- Reduces anxiety, helps to deal with anger
- Improves problem solving skills, people skills and life skills
- Promotes respect for oneself, others and nature through care taking and conservation
Meet a Tree
Thread of Intent
Fox the Fox
Brown, T. Jr. (1989). Nature and Survival for Children: Berkley Books
Brown, T. Jr. (1999). Nature's Path to Spiritual Discovery: The Science and Art of Tracking. Berkley Books
Cornell, J. (1989). Sharing Nature with Children: Nature Awareness Guide Book. Dawn Publications.
Greenway, R. (1995). The Wilderness Effect and Ecopsychology: In T. Roszak, M. E. Gomes & A. D. Kanner (Eds.), Ecopsychology: Restoring the Earth Healing the Mind (pp. 122-135). The University of California Press.
Lau, M, A, McMain, S. F. (2005). Integrating Mindfulness Meditation with Cognitive and Behavioural Therapies. The Canadian Journal of Psychiatry-Review Paper. Vol 50, No 13, November p.p. 863-869.
Raymond, I. J. (2004). Wilderness Therapy: Is it the “Magical Cure” for marginalised youth? University of South Australia.
Rohnke, K (1989). Cowstails and Cobras II: A Guide to Games, Initiatives, Ropes Courses & Adventure Curriculum. p.p. 136-212. Kendall Hunt Publishing Company.

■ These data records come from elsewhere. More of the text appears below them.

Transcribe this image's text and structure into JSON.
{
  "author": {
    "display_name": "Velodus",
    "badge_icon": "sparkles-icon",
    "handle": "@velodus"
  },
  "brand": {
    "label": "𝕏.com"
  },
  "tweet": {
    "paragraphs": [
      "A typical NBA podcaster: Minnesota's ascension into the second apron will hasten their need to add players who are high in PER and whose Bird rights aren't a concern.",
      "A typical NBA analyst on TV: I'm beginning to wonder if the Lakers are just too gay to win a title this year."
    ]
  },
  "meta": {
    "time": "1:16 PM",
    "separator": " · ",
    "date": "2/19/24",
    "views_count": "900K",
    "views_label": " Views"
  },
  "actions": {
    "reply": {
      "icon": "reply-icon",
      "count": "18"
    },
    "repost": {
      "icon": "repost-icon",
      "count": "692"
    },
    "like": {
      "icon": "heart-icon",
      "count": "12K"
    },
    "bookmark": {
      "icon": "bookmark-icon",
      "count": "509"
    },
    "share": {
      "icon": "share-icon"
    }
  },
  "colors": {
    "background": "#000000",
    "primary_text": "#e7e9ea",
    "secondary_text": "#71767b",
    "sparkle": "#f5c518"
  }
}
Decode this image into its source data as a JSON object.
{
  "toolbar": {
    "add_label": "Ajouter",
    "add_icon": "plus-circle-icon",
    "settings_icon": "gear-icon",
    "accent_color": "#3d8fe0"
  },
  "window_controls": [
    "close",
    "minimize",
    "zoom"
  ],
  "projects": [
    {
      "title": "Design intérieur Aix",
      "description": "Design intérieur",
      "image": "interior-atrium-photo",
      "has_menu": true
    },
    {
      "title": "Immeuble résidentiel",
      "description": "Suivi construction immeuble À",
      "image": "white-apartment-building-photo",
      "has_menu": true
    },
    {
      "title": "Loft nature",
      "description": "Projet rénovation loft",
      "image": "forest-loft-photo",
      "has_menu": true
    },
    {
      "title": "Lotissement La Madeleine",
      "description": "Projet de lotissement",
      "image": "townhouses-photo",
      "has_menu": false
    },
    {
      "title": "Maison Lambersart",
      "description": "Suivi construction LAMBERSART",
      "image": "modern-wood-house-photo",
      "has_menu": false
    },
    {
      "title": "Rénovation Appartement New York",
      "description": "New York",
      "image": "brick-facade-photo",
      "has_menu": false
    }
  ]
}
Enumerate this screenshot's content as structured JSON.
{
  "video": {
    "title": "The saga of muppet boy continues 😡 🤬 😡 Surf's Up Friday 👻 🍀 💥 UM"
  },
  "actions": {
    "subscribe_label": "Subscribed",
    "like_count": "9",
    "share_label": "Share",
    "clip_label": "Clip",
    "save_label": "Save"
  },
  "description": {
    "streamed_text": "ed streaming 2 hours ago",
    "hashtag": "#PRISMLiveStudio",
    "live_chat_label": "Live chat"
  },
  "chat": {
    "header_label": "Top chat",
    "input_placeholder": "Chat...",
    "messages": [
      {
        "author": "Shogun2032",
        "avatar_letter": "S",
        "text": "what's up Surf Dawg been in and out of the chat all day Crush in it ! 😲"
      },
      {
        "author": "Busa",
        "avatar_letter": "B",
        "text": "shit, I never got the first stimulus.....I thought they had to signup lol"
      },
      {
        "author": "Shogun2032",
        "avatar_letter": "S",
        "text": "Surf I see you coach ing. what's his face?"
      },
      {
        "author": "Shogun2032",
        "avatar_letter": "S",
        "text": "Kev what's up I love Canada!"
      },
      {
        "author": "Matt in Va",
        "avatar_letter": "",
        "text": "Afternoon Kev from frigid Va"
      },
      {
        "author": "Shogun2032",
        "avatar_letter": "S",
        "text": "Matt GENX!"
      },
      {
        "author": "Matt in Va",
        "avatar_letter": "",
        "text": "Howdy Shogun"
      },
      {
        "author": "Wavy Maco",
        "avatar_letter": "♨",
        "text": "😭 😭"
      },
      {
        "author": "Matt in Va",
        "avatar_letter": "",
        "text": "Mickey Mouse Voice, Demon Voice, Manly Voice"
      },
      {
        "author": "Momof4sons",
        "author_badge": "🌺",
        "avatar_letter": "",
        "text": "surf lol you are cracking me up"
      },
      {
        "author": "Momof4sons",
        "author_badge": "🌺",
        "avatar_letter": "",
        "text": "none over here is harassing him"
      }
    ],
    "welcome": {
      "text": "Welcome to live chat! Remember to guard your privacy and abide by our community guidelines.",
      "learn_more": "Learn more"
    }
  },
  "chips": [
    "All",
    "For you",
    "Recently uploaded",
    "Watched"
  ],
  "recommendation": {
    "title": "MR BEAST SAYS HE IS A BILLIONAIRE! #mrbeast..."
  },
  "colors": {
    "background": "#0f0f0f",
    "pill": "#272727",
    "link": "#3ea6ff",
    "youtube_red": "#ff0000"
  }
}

Russell, K. K., Hen dee, J. C., & Phillips-Miller, D. (2000). How Wilderness Therapy Works: An Examination of Wilderness Therapy Process to Treat Adolescents with Behavioural Problems and Addictions. USDA Forest Service Proceedings Vol. 3.